      [ 'SRV:8FB66F32' ], [ [
          '/opt/voice-srvc-native/bin/async-srvc-att-gateway-poller', 33,
          'NERV::Voice::SRV::Native::AsyncSRVATTGatewayPoller::main',
      ] ],

  Hash formatting
    If already in vertical mode, key/value pairs are formatted separated by
    newlines, with no attention paid to key length.

      {
        foo => ...,
        bar => ...,
      }

    If potentially in oneline mode, key/value pairs are formatted separated
    by ', ' and the value is returned if forced or if remaining width allows
    the oneline rendering.

      { foo => ..., bar => ... }

    Otherwise, all key/value pairs are formatted as "key => value" where
    possible, but if the first line of the value is too long, the value is
    moved to the next line and indented.

      key => 'shortvalue'
      key =>
        'overlylongvalue'

    If there's only a single such key/value pair, tries to use the "Single
    entry formatting" strategy to cuddle it.

      { zathrus => {
          listened_to => 0,
      } }

    Otherwise returns key/value pairs indented and separated by newlines

      {
        foo => ...,
        bar => ...,
      }

  String formatting
    Uses single quotes if sure that's safe, double quotes otherwise.

      'foo bar baz quux'
      "could have been '' but nicer to not screw up\n the indents with a newline"

    Attempts to format a string within the available width, using multiple
    lines and the "." concatenation operator if necessary,.

      'this would be an'
      .'annoyingly long'
      .'string'

    The target width is set to 20 in vertical mode to try and not be too
    ugly.

  Object formatting
    Objects are tested to see if their underlying reference is an array or
    hash.
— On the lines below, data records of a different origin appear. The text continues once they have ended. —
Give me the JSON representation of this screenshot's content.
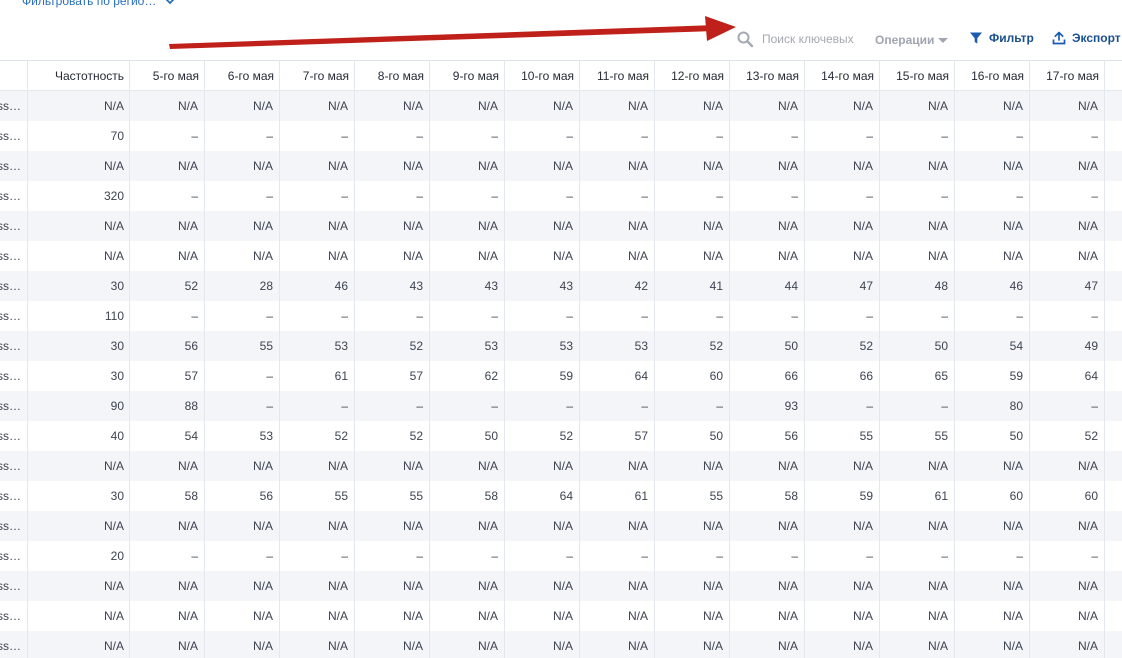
{
  "region_filter": {
    "label": "Фильтровать по регио…"
  },
  "toolbar": {
    "search_placeholder": "Поиск ключевых",
    "operations_label": "Операции",
    "filter_label": "Фильтр",
    "export_label": "Экспорт"
  },
  "table": {
    "columns": [
      "Частотность",
      "5-го мая",
      "6-го мая",
      "7-го мая",
      "8-го мая",
      "9-го мая",
      "10-го мая",
      "11-го мая",
      "12-го мая",
      "13-го мая",
      "14-го мая",
      "15-го мая",
      "16-го мая",
      "17-го мая"
    ],
    "rows": [
      {
        "keyword": "ss…",
        "cells": [
          "N/A",
          "N/A",
          "N/A",
          "N/A",
          "N/A",
          "N/A",
          "N/A",
          "N/A",
          "N/A",
          "N/A",
          "N/A",
          "N/A",
          "N/A",
          "N/A"
        ]
      },
      {
        "keyword": "ss…",
        "cells": [
          "70",
          "–",
          "–",
          "–",
          "–",
          "–",
          "–",
          "–",
          "–",
          "–",
          "–",
          "–",
          "–",
          "–"
        ]
      },
      {
        "keyword": "ss…",
        "cells": [
          "N/A",
          "N/A",
          "N/A",
          "N/A",
          "N/A",
          "N/A",
          "N/A",
          "N/A",
          "N/A",
          "N/A",
          "N/A",
          "N/A",
          "N/A",
          "N/A"
        ]
      },
      {
        "keyword": "ss…",
        "cells": [
          "320",
          "–",
          "–",
          "–",
          "–",
          "–",
          "–",
          "–",
          "–",
          "–",
          "–",
          "–",
          "–",
          "–"
        ]
      },
      {
        "keyword": "ss…",
        "cells": [
          "N/A",
          "N/A",
          "N/A",
          "N/A",
          "N/A",
          "N/A",
          "N/A",
          "N/A",
          "N/A",
          "N/A",
          "N/A",
          "N/A",
          "N/A",
          "N/A"
        ]
      },
      {
        "keyword": "ss…",
        "cells": [
          "N/A",
          "N/A",
          "N/A",
          "N/A",
          "N/A",
          "N/A",
          "N/A",
          "N/A",
          "N/A",
          "N/A",
          "N/A",
          "N/A",
          "N/A",
          "N/A"
        ]
      },
      {
        "keyword": "ss…",
        "cells": [
          "30",
          "52",
          "28",
          "46",
          "43",
          "43",
          "43",
          "42",
          "41",
          "44",
          "47",
          "48",
          "46",
          "47"
        ]
      },
      {
        "keyword": "ss…",
        "cells": [
          "110",
          "–",
          "–",
          "–",
          "–",
          "–",
          "–",
          "–",
          "–",
          "–",
          "–",
          "–",
          "–",
          "–"
        ]
      },
      {
        "keyword": "ss…",
        "cells": [
          "30",
          "56",
          "55",
          "53",
          "52",
          "53",
          "53",
          "53",
          "52",
          "50",
          "52",
          "50",
          "54",
          "49"
        ]
      },
      {
        "keyword": "ss…",
        "cells": [
          "30",
          "57",
          "–",
          "61",
          "57",
          "62",
          "59",
          "64",
          "60",
          "66",
          "66",
          "65",
          "59",
          "64"
        ]
      },
      {
        "keyword": "ss…",
        "cells": [
          "90",
          "88",
          "–",
          "–",
          "–",
          "–",
          "–",
          "–",
          "–",
          "93",
          "–",
          "–",
          "80",
          "–"
        ]
      },
      {
        "keyword": "ss…",
        "cells": [
          "40",
          "54",
          "53",
          "52",
          "52",
          "50",
          "52",
          "57",
          "50",
          "56",
          "55",
          "55",
          "50",
          "52"
        ]
      },
      {
        "keyword": "ss…",
        "cells": [
          "N/A",
          "N/A",
          "N/A",
          "N/A",
          "N/A",
          "N/A",
          "N/A",
          "N/A",
          "N/A",
          "N/A",
          "N/A",
          "N/A",
          "N/A",
          "N/A"
        ]
      },
      {
        "keyword": "ss…",
        "cells": [
          "30",
          "58",
          "56",
          "55",
          "55",
          "58",
          "64",
          "61",
          "55",
          "58",
          "59",
          "61",
          "60",
          "60"
        ]
      },
      {
        "keyword": "ss…",
        "cells": [
          "N/A",
          "N/A",
          "N/A",
          "N/A",
          "N/A",
          "N/A",
          "N/A",
          "N/A",
          "N/A",
          "N/A",
          "N/A",
          "N/A",
          "N/A",
          "N/A"
        ]
      },
      {
        "keyword": "ss…",
        "cells": [
          "20",
          "–",
          "–",
          "–",
          "–",
          "–",
          "–",
          "–",
          "–",
          "–",
          "–",
          "–",
          "–",
          "–"
        ]
      },
      {
        "keyword": "ss…",
        "cells": [
          "N/A",
          "N/A",
          "N/A",
          "N/A",
          "N/A",
          "N/A",
          "N/A",
          "N/A",
          "N/A",
          "N/A",
          "N/A",
          "N/A",
          "N/A",
          "N/A"
        ]
      },
      {
        "keyword": "ss…",
        "cells": [
          "N/A",
          "N/A",
          "N/A",
          "N/A",
          "N/A",
          "N/A",
          "N/A",
          "N/A",
          "N/A",
          "N/A",
          "N/A",
          "N/A",
          "N/A",
          "N/A"
        ]
      },
      {
        "keyword": "ss…",
        "cells": [
          "N/A",
          "N/A",
          "N/A",
          "N/A",
          "N/A",
          "N/A",
          "N/A",
          "N/A",
          "N/A",
          "N/A",
          "N/A",
          "N/A",
          "N/A",
          "N/A"
        ]
      }
    ]
  },
  "icons": {
    "search": "search-icon",
    "filter": "funnel-icon",
    "export": "upload-icon",
    "dropdown": "chevron-down-icon"
  },
  "colors": {
    "accent": "#1a4f8e",
    "link": "#2a6ebb",
    "annotation_arrow": "#c0201a",
    "row_stripe": "#f3f5f9"
  }
}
If so, it's formatted with 'bless( ' prepended and ', $class)'
    appended. This so far appears to interact nicely with everything else.

AUTHOR
    mst - Matt S Trout (cpan:MSTROUT) <mst@shadowcat.co.uk>

CONTRIBUTORS
    None so far.

COPYRIGHT
    Copyright (c) 2019 the Data::Dumper::Compact "AUTHOR" and "CONTRIBUTORS"
    as listed above.

LICENSE
    This library is free software and may be distributed under the same
    terms as perl itself. See <https://dev.perl.org/licenses/>.